“Root cause analyses are a waste of time,” said Resar.
Resar, who still works occasionally as a consultant to hospitals, is a proponent of IHI’s Global Trigger Tool, which is “an easy-to-use method for accurately identifying adverse events (harm) and measuring the rate of adverse events over time.”
With falls for instance, many hospitals use red booties or wristbands to indicate a patient who is at risk of falling. “There are certain patients who are at a higher risk for falls if they have sedatives. We need to understand who they are and change our prescribing practices,” Resar said. Common problems that lead to falls include sedating elderly patients who are fall risks and failure to have a workable toileting plan, he said.
Dartmouth-Hitchcock’s Dr. Blike said the hospital works to eliminate adverse events by learning from past ones and improving procedures.

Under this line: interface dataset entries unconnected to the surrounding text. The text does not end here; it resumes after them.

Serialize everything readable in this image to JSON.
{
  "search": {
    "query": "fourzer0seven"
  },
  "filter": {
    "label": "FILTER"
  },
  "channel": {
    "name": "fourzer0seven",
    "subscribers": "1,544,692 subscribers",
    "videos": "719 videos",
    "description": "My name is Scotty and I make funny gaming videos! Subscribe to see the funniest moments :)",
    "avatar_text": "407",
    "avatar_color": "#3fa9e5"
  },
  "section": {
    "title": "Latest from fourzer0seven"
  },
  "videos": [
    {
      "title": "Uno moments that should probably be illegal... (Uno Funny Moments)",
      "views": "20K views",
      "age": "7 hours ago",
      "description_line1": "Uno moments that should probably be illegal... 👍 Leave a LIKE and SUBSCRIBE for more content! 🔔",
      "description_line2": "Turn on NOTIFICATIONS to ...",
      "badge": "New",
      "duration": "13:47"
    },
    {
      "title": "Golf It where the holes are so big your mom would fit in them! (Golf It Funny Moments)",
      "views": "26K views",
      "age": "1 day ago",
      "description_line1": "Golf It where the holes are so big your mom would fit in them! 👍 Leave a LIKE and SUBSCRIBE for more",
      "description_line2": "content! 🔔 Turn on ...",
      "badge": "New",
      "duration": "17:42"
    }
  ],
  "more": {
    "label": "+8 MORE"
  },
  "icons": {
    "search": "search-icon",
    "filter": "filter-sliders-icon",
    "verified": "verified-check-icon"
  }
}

“The safest hospitals reduce the harm that patients suffer from any given event by learning from those events to improve processes and procedures and patient safety,” Blike said.

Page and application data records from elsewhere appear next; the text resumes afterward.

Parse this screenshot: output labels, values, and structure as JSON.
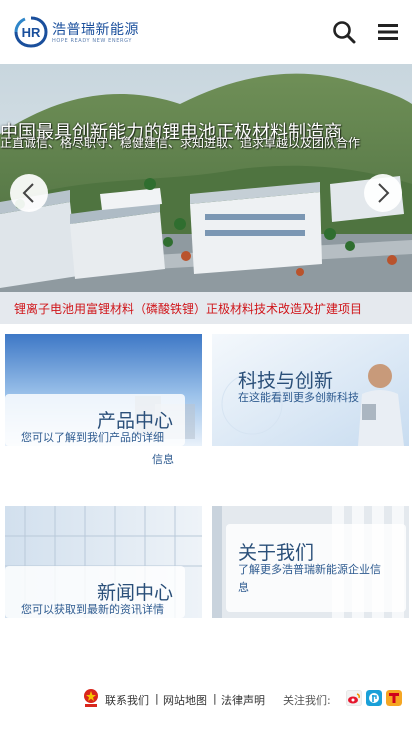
{
  "header": {
    "logo_cn": "浩普瑞新能源",
    "logo_en": "HOPE READY NEW ENERGY",
    "logo_mark": "HR",
    "search_icon": "search-icon",
    "menu_icon": "hamburger-menu-icon"
  },
  "banner": {
    "headline": "中国最具创新能力的锂电池正极材料制造商",
    "subline": "正直诚信、格尽职守、稳健建信、求知进取、追求卓越以及团队合作",
    "ticker": "锂离子电池用富锂材料（磷酸铁锂）正极材料技术改造及扩建项目",
    "prev_icon": "chevron-left-icon",
    "next_icon": "chevron-right-icon"
  },
  "cards": [
    {
      "title": "产品中心",
      "desc_line1": "您可以了解到我们产品的详细",
      "desc_line2": "信息"
    },
    {
      "title": "科技与创新",
      "desc_line1": "在这能看到更多创新科技"
    },
    {
      "title": "新闻中心",
      "desc_line1": "您可以获取到最新的资讯详情"
    },
    {
      "title": "关于我们",
      "desc_line1": "了解更多浩普瑞新能源企业信",
      "desc_line2": "息"
    }
  ],
  "footer": {
    "contact": "联系我们",
    "sitemap": "网站地图",
    "legal": "法律声明",
    "separator": "|",
    "follow": "关注我们:",
    "social": [
      "weibo-icon",
      "zhihu-icon",
      "tencent-weibo-icon"
    ]
  },
  "colors": {
    "brand_blue": "#1a4f9c",
    "ticker_red": "#d0161b",
    "card_title": "#2a4f79"
  }
}
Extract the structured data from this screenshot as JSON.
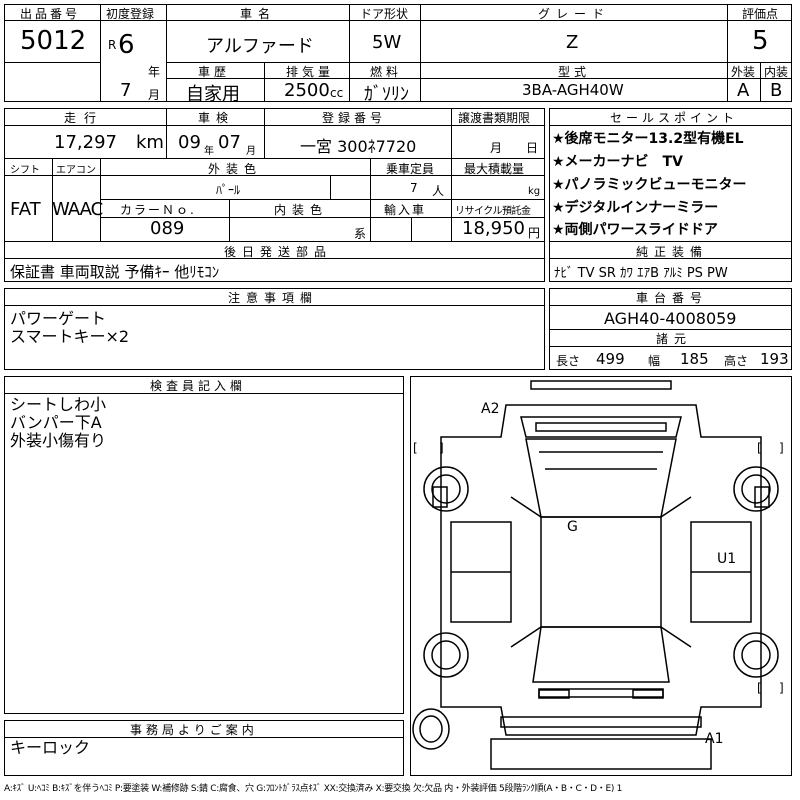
{
  "header": {
    "lot_label": "出品番号",
    "lot": "5012",
    "first_reg_label": "初度登録",
    "era": "R",
    "year": "6",
    "year_unit": "年",
    "month": "7",
    "month_unit": "月",
    "name_label": "車名",
    "name": "アルファード",
    "door_label": "ドア形状",
    "door": "5W",
    "grade_label": "グレード",
    "grade": "Z",
    "score_label": "評価点",
    "score": "5",
    "history_label": "車歴",
    "history": "自家用",
    "displacement_label": "排気量",
    "displacement": "2500",
    "cc": "cc",
    "fuel_label": "燃料",
    "fuel": "ｶﾞｿﾘﾝ",
    "model_label": "型式",
    "model": "3BA-AGH40W",
    "ext_label": "外装",
    "ext": "A",
    "int_label": "内装",
    "int": "B"
  },
  "row2": {
    "mileage_label": "走行",
    "mileage": "17,297",
    "km": "km",
    "inspection_label": "車検",
    "insp_year": "09",
    "insp_year_unit": "年",
    "insp_month": "07",
    "insp_month_unit": "月",
    "regno_label": "登録番号",
    "regno": "一宮 300ﾈ7720",
    "transfer_label": "譲渡書類期限",
    "transfer_month": "月",
    "transfer_day": "日",
    "shift_label": "シフト",
    "shift": "FAT",
    "ac_label": "エアコン",
    "ac": "WAAC",
    "color_label": "外装色",
    "color": "ﾊﾟｰﾙ",
    "capacity_label": "乗車定員",
    "capacity": "7",
    "capacity_unit": "人",
    "load_label": "最大積載量",
    "load_unit": "kg",
    "color_no_label": "カラーＮｏ.",
    "color_no": "089",
    "int_color_label": "内装色",
    "int_color_unit": "系",
    "import_label": "輸入車",
    "recycle_label": "リサイクル預託金",
    "recycle": "18,950",
    "yen": "円"
  },
  "sales_points": {
    "label": "セールスポイント",
    "items": [
      "★後席モニター13.2型有機EL",
      "★メーカーナビ　TV",
      "★パノラミックビューモニター",
      "★デジタルインナーミラー",
      "★両側パワースライドドア"
    ]
  },
  "later_parts": {
    "label": "後日発送部品",
    "text": "保証書 車両取説 予備ｷｰ 他ﾘﾓｺﾝ"
  },
  "equipment": {
    "label": "純正装備",
    "text": "ﾅﾋﾞ TV SR ｶﾜ ｴｱB ｱﾙﾐ PS PW"
  },
  "cautions": {
    "label": "注意事項欄",
    "lines": [
      "パワーゲート",
      "スマートキー×2"
    ]
  },
  "chassis": {
    "label": "車台番号",
    "value": "AGH40-4008059"
  },
  "specs": {
    "label": "諸元",
    "length_label": "長さ",
    "length": "499",
    "width_label": "幅",
    "width": "185",
    "height_label": "高さ",
    "height": "193"
  },
  "inspector": {
    "label": "検査員記入欄",
    "lines": [
      "シートしわ小",
      "バンパー下A",
      "外装小傷有り"
    ]
  },
  "office": {
    "label": "事務局よりご案内",
    "text": "キーロック"
  },
  "diagram": {
    "a2": "A2",
    "g": "G",
    "u1": "U1",
    "a1": "A1",
    "bracket_l": "[",
    "bracket_r": "]"
  },
  "footer": "A:ｷｽﾞ U:ﾍｺﾐ B:ｷｽﾞを伴うﾍｺﾐ P:要塗装 W:補修跡 S:錆 C:腐食、穴 G:ﾌﾛﾝﾄｶﾞﾗｽ点ｷｽﾞ XX:交換済み X:要交換 欠:欠品 内・外装評価 5段階ﾗﾝｸ順(A・B・C・D・E) 1"
}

“I am very proud of our safety systems at Dartmouth and the job we have done at reducing the harm our patients suffer from these events,” Blike said.
The state’s 2015 report summarizes New Hampshire goals. “The continued goal for the NH hospitals and ASCs is to utilize their root cause analyses and to make corrective action plans that can enhance patient safety.
“The Hospitals and the ASCs remain committed to educate their personnel and professional staff about patient safety to promote the best outcomes for their patients,” the state report concludes.
2015 Adverse Events per Organization and Event
Below find InDepthNH.org’s series that was published in March about adverse events in New Hampshire and around the country, including suggestions from experts on how to reduce the numbers and how patients can protect themselves.
Part 1: Serious Medical Errors Plague Hospitals in NH in 2014
Part 2: Disagreement On How To Stop Serious, Preventable Medical Errors in NH Hospitals
Part 3a: Doctor’s in the House: Tips on Staying Safe in the Hospital
Part 3b: How To Become Your Own Patient Safety Advocate in NH
Part 3c: Telling Noah’s Story to Stop Medical Errors in NH Hospitals